The short answer is mostly yes, and if you’re using average presentations techniques with executive audiences, it’s like bringing a BB gun to hunt elephants. Senior level executives are not average; they think about different things, and they even think differently from the average audience member.
Sophisticated audience: They have heard thousands of sales pitches, whether from salespeople or from their own subordinates. They’ve heard all the clichés and standard phrases, and have evolved highly sensitive BS detectors. Avoid fluff: all those suggestions that you rely on stories and flashy visuals, or appeal to their “lizard brains” may just make them more suspicious.
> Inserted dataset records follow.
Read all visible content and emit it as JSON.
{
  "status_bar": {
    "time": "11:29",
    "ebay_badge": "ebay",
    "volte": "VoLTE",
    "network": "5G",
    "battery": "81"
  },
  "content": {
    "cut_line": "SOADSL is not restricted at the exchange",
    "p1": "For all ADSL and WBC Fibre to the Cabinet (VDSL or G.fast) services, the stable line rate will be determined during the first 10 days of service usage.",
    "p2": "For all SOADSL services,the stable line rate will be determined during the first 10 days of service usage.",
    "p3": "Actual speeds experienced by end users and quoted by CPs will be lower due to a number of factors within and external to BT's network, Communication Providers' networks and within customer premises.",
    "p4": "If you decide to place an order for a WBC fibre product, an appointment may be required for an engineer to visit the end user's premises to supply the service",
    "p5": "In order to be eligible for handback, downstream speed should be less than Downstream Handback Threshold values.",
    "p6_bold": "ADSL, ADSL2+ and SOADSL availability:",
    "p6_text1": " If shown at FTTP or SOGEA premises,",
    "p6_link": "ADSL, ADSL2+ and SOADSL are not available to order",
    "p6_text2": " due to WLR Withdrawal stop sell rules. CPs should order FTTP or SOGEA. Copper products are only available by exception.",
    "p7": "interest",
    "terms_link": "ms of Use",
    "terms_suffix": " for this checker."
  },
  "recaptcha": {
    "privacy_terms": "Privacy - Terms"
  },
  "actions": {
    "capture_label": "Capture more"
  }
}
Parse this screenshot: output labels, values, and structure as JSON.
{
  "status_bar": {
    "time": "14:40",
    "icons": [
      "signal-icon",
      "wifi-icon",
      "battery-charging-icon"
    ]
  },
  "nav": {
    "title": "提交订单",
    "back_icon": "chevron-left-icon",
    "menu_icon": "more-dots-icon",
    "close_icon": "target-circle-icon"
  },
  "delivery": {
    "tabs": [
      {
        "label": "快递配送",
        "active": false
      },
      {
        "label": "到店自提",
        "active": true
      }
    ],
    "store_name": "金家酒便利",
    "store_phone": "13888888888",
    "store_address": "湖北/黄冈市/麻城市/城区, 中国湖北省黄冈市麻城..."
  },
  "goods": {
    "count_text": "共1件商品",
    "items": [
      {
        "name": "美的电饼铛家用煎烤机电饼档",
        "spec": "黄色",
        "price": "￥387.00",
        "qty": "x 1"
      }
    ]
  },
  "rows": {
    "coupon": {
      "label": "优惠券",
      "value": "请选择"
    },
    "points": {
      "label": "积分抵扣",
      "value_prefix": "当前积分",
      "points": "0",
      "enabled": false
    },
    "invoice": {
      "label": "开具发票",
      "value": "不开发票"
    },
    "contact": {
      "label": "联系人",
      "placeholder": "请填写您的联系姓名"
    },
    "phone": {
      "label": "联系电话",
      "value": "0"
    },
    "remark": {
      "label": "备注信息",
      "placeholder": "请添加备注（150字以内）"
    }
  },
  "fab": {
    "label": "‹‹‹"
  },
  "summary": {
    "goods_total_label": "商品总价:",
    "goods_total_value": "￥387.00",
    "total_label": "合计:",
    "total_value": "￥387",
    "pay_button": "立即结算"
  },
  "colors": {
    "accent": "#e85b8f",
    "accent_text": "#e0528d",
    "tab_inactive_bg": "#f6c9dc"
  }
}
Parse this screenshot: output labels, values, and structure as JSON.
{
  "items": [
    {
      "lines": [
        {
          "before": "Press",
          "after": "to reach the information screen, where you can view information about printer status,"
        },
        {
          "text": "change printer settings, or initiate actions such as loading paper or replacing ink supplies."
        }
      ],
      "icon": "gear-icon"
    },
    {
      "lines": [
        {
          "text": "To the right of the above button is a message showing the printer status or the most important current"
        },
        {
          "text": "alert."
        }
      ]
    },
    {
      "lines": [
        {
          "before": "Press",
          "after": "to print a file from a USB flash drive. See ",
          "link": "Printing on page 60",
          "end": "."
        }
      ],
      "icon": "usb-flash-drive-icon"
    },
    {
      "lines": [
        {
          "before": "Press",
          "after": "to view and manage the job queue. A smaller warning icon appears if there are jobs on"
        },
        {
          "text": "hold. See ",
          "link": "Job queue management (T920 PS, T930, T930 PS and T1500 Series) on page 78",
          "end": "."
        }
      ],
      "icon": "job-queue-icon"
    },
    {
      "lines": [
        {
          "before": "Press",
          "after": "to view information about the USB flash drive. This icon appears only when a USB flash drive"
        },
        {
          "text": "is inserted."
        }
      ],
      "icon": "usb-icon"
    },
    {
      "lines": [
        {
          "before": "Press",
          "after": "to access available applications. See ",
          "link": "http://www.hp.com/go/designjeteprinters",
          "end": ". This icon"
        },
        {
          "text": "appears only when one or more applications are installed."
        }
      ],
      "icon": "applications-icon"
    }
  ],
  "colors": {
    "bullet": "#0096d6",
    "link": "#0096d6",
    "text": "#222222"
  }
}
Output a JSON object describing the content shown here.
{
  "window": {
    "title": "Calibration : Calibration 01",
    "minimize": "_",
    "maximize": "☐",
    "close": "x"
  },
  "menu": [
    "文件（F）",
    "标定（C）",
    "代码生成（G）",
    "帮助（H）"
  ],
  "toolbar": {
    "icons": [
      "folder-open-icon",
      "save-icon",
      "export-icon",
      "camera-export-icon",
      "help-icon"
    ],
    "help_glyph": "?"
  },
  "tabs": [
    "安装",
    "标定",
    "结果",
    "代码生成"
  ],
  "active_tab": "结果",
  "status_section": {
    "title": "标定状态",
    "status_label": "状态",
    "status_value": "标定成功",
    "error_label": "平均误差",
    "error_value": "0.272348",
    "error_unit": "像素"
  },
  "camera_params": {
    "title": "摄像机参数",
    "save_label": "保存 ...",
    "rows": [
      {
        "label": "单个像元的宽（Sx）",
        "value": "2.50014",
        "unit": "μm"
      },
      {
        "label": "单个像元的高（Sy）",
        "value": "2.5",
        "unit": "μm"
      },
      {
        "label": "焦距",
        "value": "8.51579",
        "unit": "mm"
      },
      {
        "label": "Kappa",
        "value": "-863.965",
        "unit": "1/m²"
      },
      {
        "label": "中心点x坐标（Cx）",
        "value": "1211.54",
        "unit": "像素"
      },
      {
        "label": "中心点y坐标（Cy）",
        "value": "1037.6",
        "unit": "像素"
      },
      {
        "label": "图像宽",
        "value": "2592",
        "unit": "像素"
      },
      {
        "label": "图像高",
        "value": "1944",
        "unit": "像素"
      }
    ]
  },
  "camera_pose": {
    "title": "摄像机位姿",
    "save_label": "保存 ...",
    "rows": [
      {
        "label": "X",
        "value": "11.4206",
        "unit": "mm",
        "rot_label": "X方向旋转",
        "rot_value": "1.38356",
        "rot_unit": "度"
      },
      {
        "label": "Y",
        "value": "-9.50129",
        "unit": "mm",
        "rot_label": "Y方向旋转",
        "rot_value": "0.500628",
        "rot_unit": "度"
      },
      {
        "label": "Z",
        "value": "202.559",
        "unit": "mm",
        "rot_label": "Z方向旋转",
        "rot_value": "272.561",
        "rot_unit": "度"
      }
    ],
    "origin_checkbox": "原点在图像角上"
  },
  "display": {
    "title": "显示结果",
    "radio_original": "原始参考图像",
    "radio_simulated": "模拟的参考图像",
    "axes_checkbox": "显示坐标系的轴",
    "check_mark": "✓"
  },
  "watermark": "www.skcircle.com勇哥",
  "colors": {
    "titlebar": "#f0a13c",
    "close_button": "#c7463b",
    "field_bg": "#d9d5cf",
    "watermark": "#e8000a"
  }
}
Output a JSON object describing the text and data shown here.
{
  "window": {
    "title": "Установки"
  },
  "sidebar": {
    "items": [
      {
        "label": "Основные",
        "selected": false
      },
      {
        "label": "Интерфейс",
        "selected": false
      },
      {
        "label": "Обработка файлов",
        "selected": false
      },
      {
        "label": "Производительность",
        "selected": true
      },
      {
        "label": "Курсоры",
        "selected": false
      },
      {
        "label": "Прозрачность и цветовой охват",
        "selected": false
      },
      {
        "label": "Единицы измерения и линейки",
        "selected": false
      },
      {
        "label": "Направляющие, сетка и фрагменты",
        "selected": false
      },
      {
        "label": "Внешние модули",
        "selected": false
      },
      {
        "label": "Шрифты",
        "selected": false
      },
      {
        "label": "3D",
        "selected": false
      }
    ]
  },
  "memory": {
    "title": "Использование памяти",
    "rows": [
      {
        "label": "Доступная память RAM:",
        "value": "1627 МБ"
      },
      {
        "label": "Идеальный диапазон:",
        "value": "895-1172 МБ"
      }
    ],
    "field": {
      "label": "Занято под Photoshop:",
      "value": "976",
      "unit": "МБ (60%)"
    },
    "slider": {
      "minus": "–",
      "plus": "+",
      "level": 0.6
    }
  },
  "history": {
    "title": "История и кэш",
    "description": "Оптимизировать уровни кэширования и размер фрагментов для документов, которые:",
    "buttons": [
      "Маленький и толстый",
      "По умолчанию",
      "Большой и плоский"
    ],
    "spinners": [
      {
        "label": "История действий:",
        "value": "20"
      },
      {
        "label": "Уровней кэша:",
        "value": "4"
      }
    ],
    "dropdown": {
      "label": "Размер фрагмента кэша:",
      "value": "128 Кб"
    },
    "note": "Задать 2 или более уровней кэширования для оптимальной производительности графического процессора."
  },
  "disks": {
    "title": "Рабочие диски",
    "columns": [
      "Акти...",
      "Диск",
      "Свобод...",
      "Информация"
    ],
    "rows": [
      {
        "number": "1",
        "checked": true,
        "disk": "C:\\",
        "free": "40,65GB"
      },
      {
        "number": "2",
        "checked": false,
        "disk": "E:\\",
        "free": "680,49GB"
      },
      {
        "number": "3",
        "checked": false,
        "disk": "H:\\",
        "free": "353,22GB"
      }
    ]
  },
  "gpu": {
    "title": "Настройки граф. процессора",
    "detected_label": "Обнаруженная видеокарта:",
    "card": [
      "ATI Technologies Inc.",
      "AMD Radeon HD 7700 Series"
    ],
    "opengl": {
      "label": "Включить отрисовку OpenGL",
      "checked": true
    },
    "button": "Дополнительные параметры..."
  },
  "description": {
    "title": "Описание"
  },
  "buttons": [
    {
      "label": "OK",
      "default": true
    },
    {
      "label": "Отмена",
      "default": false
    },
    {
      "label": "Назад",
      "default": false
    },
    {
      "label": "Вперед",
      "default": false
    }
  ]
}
I’m not telling you to leave out some of those compelling elements, but if you plan to sell the sizzle instead of the steak, you’d better be sure there’s prime beef underneath it all.
They also have learned how to get to the heart of the matter very quickly, but they will respect and appreciate someone who does it for them by simplifying and clarifying their message, so they don’t have to. Make the package easy to open.
Broader vision: If you’re presenting a pet project internally, it’s easy to get passionate about it and get so wrapped up in it that you ignore the big picture. Executives appreciate presenters who think above their pay grade and know how their proposal fits into the big picture. The catch is that you don’t have the same high-level view they have, so you have to pay close attention to their questions during and after your presentation for clues and make adjustments accordingly. They also have a broader set of stakeholders to keep happy than you have, so make sure you’ve thought about how your proposal affects them as well.
Time misers: The higher you are in an organization, the less your time is your own, so you resent anything that wastes it. Studies have shown that powerful people actually perceive time differently, so the old saying, “be bright, be brief, be seated” especially applies when presenting at this level. And it’s not just about being concise; make sure you give them the bottom line up front. When they know what you’re proposing and why, it helps them organize their thoughts around your message, and can often lead to quick decisions. When they’ve heard enough, they will let you know. Pay attention to them and don’t talk past the close.
Always plan for your presentation to be shorter than the time allotted to it; you’ll probably get interrupted many times (that’s a good thing), and no one ever complains about a presentation being too short.
They are interested in different things: Another old saying in sales is, “You get sent to who you sound like.” They want to hear about how you are going to help them increase profits, solve problems, or improve processes. If you spend your time during the presentation talking too much about product specifications, they’ll tune out. If you’re a salesperson, they don’t want to sit through seventeen slides that tell your corporate story—they want to hear their story and how you will help them have a happy ending. Be flexible: if you’re using slides, keep the text to a minimum on the main ones, but have detailed ones as backup to address specific expected questions.
Having said this, it’s also possible to go too far, though, because in some ways, they are the same as anyone else. Don’t try to sound more intelligent by using bigger words than you’re used to. Trust me, it won’t make you sound smarter, especially if you mispronounce it.
In summary, you should always consider the needs of your audience and tailor your approach accordingly.
 Actually, you don’t have to trust me. Here’s a study that backs it up: http://personal.stevens.edu/~ysakamot/730/paper/simple%20writing.pdf